By: Jennifer Bradley, Staff Writer
It is easy for most people to notice when a loved
one is slipping, such as in their declining care in
appearance, personal hygiene, home organization,
etc. For the long-distance caregiver, these little
hints suggesting a need for assistance are harder to
Many times a visit can be emotionally charged and
consist only of spending the limited, quality time
together. It is essential, however, for a
long-distance caregiver to be practical and take
care of the caregiving “business” while visiting, to
establish support for after they’re gone. In this
article, learn how to make the most of visits, see
the warning signs, and rely on “substitute” eyes and
ears while away from an aging loved one.
MAKING VISITS COUNT
While visiting a loved one, caregivers should arrive
prepared to take care of bills, and other standard
tasks. In addition, they must take time to meet with
their loved one’s health providers, such as
physicians, specialists, etc. Lawyers, financial
professionals are also good resources for family
members. They may have noticed irrational
requests/behaviors from their client which can be
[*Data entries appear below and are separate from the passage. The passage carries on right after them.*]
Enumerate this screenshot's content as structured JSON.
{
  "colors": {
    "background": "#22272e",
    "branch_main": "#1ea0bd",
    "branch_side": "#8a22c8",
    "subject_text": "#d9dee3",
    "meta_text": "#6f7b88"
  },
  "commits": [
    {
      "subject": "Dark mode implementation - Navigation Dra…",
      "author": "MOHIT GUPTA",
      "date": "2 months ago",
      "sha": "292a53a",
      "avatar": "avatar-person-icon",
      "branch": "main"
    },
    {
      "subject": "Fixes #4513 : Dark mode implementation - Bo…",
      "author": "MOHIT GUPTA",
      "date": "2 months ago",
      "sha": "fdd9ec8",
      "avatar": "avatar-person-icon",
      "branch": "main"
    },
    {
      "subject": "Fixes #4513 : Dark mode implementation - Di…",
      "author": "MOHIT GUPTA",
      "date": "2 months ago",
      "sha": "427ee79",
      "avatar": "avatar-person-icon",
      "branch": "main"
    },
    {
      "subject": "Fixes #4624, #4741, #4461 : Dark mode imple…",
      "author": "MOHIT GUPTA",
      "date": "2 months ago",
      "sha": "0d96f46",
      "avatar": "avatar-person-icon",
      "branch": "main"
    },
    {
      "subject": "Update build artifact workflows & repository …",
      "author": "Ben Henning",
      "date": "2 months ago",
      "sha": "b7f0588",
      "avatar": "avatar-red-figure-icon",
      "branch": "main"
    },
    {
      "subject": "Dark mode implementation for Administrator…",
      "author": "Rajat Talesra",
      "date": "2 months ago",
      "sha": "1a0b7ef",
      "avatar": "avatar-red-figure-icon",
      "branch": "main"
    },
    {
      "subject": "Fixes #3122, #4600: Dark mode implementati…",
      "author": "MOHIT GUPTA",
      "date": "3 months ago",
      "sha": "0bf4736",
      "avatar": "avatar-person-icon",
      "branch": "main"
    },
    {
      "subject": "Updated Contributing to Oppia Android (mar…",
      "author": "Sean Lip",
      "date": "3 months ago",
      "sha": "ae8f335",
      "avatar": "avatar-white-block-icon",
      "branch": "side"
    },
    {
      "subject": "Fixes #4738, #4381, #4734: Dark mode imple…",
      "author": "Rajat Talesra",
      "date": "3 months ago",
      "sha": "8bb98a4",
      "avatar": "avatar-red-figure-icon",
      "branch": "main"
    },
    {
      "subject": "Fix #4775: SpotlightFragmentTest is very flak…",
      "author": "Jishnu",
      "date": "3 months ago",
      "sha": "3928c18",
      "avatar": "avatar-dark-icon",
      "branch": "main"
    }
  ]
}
relayed to the caregiver.
Caregivers should not forget to have talks with
local friends and family who see their loved one on
a regular basis. All such conversations are critical
to establishing any changes in a person’s behavior.
These people are on the front line and the best
resources for a long-distance caregiver.
While relying on others is important, seeing
changes firsthand will confirm and validate for a
caregiver if a loved one is in need of more
assistance. The old saying is “absence makes the
heart grow fonder” and while that is usually true,
for long-distance caregivers, absence can also make
the eyes and ears grow keener. Subtle changes are
usually more pronounced when a person is not with
the other on a daily basis.
THE ALZHEIMER’S ASSOCIATION OFFERS THIS
LIST OF BEHAVIORS TO WATCH FOR DURING A VISIT:
Is there food in the refrigerator? Is it spoiled?
Is the person eating regular meals?
What is the condition of the inside and outside
of the home? Has it changed?
Are the bills paid? Are there piles of unopened
Do friends and relatives visit regularly?
What is the person’s appearance like? Is the
person bathing and grooming?
Is the person still able to drive safely?